MIDLAND CITY, Ala. —
Neighbors said they heard a bang and gunshots, but the FBI wouldn't confirm that. Authorities also kept under wraps exactly how they were able to monitor Dykes and the boy in such a confined space.
"We have a big crime scene behind us to process," said Special Agent Steve Richardson of the FBI's office in Mobile. "I can't talk about sources, techniques or methods that we used. But I can tell you the success story is (the boy) is safe."
Dale County Sheriff Wally Olson said Dykes was armed when officers entered the bunker. He added the boy was threatened, but declined to elaborate.
"That's why we went inside — to save the child," he said.
Daryle Hendry, who lives about a quarter-mile from the bunker, said he heard a boom Monday afternoon, followed by what sounded like a gunshot. Dykes had been seen with a gun, and officers concluded the boy was in imminent danger, Richardson told reporters.
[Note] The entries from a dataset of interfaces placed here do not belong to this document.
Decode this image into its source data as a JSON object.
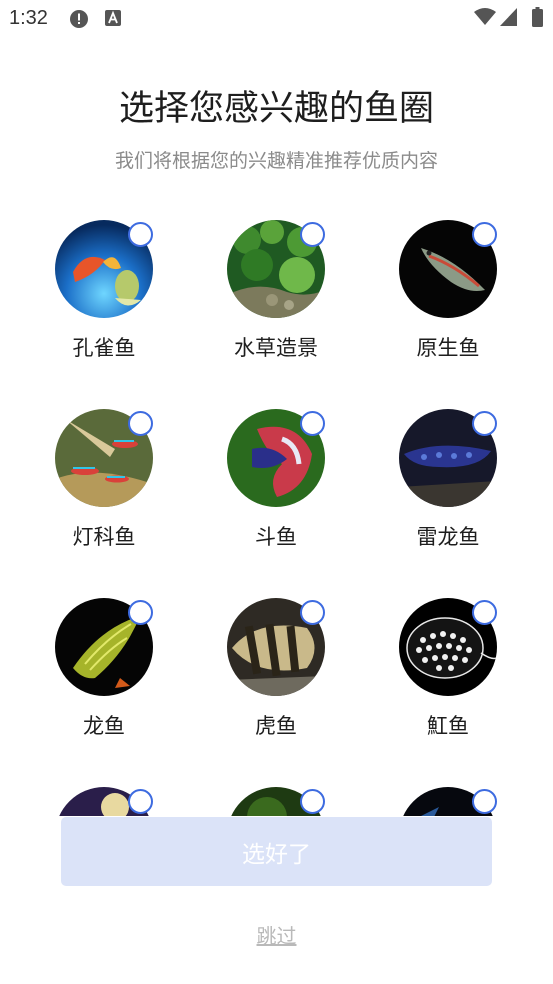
{
  "status_bar": {
    "time": "1:32",
    "icons": [
      "alert-icon",
      "a-icon",
      "wifi-icon",
      "signal-icon",
      "battery-icon"
    ]
  },
  "page": {
    "title": "选择您感兴趣的鱼圈",
    "subtitle": "我们将根据您的兴趣精准推荐优质内容"
  },
  "categories": [
    {
      "label": "孔雀鱼",
      "selected": false
    },
    {
      "label": "水草造景",
      "selected": false
    },
    {
      "label": "原生鱼",
      "selected": false
    },
    {
      "label": "灯科鱼",
      "selected": false
    },
    {
      "label": "斗鱼",
      "selected": false
    },
    {
      "label": "雷龙鱼",
      "selected": false
    },
    {
      "label": "龙鱼",
      "selected": false
    },
    {
      "label": "虎鱼",
      "selected": false
    },
    {
      "label": "魟鱼",
      "selected": false
    },
    {
      "label": "",
      "selected": false
    },
    {
      "label": "",
      "selected": false
    },
    {
      "label": "",
      "selected": false
    }
  ],
  "actions": {
    "confirm_label": "选好了",
    "skip_label": "跳过"
  },
  "colors": {
    "accent": "#3d6be0",
    "button_bg": "#dbe3f8",
    "title": "#1e1e1e",
    "subtitle": "#8b8b8b",
    "skip": "#b9b9b9"
  }
}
It was not immediately clear how authorities determined the man had a gun.
The boy was reunited with his mother and taken to a hospital to be checked out. Officials have said he has Asperger's syndrome and attention deficit hyperactivity disorder.
Richardson said he saw the child at the hospital and he was laughing, joking, eating and "doing the things you'd expect a normal 5- or 6-year-old to do."
The rescue capped a hostage drama that disrupted the lives of many in a tranquil town of 2,400 people set amid peanut farms and cotton fields some 100 miles southeast of the state capital of Montgomery.
It's a small, close-knit community that has long relied on a strong Christian faith, a policy of "love thy neighbor" and the power of group prayer.